**DESCRIPTION OF THE TASK**: From the entries below, gather each line containing the word "pizza".

══ RECORD SET

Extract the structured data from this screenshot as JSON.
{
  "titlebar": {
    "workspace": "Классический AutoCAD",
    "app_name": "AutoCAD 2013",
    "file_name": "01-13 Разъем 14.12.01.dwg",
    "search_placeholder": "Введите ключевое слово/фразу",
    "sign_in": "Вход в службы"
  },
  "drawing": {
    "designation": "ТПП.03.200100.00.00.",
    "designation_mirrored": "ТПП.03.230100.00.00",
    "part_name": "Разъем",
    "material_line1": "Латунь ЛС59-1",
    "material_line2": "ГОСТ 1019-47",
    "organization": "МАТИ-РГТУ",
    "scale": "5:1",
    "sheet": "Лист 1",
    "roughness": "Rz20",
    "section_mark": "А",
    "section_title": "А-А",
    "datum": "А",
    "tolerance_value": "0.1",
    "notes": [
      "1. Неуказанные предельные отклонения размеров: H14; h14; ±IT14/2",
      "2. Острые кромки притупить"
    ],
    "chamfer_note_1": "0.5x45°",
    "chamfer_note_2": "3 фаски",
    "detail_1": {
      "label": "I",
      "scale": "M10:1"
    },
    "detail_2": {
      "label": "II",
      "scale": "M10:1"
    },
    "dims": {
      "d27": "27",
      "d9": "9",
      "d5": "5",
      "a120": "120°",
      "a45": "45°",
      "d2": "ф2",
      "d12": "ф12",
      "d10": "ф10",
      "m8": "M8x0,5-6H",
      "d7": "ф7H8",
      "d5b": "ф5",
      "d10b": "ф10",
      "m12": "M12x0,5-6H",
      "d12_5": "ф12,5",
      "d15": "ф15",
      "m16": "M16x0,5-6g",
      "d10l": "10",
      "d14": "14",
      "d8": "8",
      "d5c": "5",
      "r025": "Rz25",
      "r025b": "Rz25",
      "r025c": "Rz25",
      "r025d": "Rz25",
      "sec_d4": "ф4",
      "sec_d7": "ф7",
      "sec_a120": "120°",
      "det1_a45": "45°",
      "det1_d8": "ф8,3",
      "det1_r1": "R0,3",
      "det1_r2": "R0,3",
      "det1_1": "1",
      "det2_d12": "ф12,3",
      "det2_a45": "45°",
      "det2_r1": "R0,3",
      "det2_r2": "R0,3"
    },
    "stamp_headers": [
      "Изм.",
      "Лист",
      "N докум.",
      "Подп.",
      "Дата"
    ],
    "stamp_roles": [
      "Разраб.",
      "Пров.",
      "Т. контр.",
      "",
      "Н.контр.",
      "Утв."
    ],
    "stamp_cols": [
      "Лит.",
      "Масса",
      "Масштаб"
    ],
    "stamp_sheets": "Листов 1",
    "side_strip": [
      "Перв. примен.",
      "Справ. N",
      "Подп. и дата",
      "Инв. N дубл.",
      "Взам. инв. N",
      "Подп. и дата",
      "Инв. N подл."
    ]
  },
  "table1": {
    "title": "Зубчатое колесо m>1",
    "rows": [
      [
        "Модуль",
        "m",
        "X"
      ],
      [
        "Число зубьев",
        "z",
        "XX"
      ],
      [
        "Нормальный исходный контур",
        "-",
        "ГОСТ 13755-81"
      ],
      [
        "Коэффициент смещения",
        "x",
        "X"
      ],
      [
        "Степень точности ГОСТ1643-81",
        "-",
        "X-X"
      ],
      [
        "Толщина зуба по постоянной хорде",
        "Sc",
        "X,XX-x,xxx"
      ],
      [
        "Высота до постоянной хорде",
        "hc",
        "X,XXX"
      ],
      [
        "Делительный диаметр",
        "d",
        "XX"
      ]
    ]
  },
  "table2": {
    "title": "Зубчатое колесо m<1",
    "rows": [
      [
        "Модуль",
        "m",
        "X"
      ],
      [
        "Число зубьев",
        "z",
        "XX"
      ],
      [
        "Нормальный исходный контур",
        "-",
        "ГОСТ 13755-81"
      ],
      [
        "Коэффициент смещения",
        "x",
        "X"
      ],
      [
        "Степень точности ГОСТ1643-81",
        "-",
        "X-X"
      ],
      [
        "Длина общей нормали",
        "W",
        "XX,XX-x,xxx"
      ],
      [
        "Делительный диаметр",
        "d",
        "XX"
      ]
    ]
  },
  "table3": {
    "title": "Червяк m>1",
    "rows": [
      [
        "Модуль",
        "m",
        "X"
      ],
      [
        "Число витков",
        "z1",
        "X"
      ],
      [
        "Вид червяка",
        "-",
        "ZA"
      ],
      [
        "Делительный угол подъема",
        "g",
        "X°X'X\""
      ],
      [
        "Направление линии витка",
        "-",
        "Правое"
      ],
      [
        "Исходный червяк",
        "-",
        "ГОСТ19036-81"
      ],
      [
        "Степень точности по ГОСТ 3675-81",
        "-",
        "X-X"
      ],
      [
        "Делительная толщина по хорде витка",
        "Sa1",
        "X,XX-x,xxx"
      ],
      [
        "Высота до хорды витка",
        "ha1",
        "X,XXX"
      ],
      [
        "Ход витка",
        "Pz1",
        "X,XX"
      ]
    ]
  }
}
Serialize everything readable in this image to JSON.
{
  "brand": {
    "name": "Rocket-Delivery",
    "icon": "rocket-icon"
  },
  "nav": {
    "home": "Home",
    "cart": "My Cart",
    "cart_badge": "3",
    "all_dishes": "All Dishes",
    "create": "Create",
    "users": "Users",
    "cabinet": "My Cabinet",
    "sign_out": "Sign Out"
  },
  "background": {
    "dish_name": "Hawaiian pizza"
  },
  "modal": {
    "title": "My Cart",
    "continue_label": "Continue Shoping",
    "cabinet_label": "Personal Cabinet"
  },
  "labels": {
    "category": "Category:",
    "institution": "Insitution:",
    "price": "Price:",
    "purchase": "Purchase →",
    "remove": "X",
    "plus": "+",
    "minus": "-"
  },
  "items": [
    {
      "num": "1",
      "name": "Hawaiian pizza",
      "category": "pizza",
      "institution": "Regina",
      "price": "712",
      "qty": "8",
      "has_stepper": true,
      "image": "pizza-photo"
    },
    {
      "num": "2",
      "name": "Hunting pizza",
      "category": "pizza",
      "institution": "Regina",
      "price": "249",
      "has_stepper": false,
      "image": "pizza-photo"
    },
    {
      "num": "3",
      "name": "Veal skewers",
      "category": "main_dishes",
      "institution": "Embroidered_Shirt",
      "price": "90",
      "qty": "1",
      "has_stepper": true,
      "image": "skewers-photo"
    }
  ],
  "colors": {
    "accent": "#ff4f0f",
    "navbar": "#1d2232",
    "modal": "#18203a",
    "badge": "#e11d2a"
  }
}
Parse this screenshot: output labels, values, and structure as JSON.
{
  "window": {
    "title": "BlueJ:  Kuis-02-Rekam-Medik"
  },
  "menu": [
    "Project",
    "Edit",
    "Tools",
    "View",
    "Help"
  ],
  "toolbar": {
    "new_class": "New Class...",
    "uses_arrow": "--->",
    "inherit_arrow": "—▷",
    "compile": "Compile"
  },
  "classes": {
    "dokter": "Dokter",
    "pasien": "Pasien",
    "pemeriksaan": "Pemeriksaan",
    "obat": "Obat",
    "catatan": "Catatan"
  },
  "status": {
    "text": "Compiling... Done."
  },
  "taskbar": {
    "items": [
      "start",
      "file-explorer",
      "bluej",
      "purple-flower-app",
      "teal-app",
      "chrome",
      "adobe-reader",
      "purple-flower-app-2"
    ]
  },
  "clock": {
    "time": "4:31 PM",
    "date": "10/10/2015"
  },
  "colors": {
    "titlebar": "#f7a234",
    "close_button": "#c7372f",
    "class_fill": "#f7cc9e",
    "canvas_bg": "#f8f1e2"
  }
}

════

**RESULT BELOW**:
    "dish_name": "Hawaiian pizza"
      "name": "Hawaiian pizza",
      "category": "pizza",
      "image": "pizza-photo"
      "name": "Hunting pizza",
      "category": "pizza",
      "image": "pizza-photo"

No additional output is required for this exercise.